Im Focus: The “TRiC” to folding actin

Proteins must be folded correctly to fulfill their molecular functions in cells. Molecular assistants called chaperones help proteins exploit their inbuilt folding potential and reach the correct three-dimensional structure. Researchers at the Max Planck Institute of Biochemistry (MPIB) have demonstrated that actin, the most abundant protein in higher developed cells, does not have the inbuilt potential to fold and instead requires special assistance to fold into its active state. The chaperone TRiC uses a previously undescribed mechanism to perform actin folding. The study was recently published in the journal Cell.

Actin is the most abundant protein in highly developed cells and has diverse functions in processes like cell stabilization, cell division and muscle...

All Focus news of the innovation-report >>>

Anzeige

Anzeige

VideoLinks
Industry & Economy
Event News

LaserForum 2018 deals with 3D production of components

17.08.2018 | Event News

Within reach of the Universe

08.08.2018 | Event News

A journey through the history of microscopy – new exhibition opens at the MDC

27.07.2018 | Event News

 
Latest News

Smallest transistor worldwide switches current with a single atom in solid electrolyte

17.08.2018 | Physics and Astronomy

Robots as Tools and Partners in Rehabilitation

17.08.2018 | Information Technology

Climate Impact Research in Hannover: Small Plants against Large Waves

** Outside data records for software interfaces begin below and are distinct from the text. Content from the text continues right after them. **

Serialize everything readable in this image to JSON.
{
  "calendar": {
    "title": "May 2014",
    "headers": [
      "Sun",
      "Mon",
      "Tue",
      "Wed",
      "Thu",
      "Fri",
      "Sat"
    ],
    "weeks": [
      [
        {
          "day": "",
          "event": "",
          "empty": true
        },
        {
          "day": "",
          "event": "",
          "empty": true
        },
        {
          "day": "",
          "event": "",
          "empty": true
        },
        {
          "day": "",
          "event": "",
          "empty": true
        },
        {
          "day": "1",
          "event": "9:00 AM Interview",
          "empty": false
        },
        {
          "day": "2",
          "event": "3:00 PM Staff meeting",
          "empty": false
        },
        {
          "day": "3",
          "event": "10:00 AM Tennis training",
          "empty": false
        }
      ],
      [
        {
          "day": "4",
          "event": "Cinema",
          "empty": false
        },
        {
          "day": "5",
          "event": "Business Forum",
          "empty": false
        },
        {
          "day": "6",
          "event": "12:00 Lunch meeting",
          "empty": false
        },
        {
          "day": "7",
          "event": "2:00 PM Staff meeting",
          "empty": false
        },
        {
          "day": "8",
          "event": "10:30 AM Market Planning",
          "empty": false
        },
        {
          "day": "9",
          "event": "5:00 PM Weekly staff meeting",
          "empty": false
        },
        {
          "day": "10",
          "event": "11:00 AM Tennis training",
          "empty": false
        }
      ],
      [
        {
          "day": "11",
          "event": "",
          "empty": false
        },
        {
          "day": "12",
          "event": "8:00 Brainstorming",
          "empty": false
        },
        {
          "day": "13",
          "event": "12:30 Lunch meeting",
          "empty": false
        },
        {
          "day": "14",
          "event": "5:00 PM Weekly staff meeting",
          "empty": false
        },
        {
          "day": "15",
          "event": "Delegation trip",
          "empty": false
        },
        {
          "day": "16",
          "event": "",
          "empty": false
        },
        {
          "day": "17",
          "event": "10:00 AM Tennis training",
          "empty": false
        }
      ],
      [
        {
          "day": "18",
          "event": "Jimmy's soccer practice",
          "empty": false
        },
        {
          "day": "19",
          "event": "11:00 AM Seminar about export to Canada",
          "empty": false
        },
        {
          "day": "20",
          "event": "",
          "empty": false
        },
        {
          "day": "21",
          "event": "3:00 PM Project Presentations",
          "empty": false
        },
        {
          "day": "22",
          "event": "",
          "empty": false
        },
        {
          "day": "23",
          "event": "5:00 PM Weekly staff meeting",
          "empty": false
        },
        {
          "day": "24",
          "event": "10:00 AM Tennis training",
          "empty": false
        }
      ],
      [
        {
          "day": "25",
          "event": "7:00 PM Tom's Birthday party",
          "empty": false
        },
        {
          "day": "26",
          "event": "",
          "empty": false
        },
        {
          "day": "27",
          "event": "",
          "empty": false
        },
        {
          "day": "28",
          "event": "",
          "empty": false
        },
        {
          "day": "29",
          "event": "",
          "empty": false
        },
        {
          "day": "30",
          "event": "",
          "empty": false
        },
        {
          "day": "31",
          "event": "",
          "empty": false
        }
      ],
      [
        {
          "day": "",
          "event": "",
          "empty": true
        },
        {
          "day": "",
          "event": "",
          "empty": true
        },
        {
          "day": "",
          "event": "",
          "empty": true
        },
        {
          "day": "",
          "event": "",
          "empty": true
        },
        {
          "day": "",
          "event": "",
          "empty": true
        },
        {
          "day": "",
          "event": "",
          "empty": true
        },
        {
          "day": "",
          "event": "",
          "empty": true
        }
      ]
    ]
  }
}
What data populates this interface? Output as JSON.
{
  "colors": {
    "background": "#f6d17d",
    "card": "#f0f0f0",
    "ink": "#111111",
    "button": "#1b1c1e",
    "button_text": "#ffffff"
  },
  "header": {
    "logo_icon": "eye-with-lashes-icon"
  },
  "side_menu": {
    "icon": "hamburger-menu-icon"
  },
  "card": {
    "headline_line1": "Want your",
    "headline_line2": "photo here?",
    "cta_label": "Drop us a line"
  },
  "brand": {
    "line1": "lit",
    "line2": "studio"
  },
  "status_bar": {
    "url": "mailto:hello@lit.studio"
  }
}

17.08.2018 | Life Sciences

VideoLinks
Science & Research
Overview of more VideoLinks >>>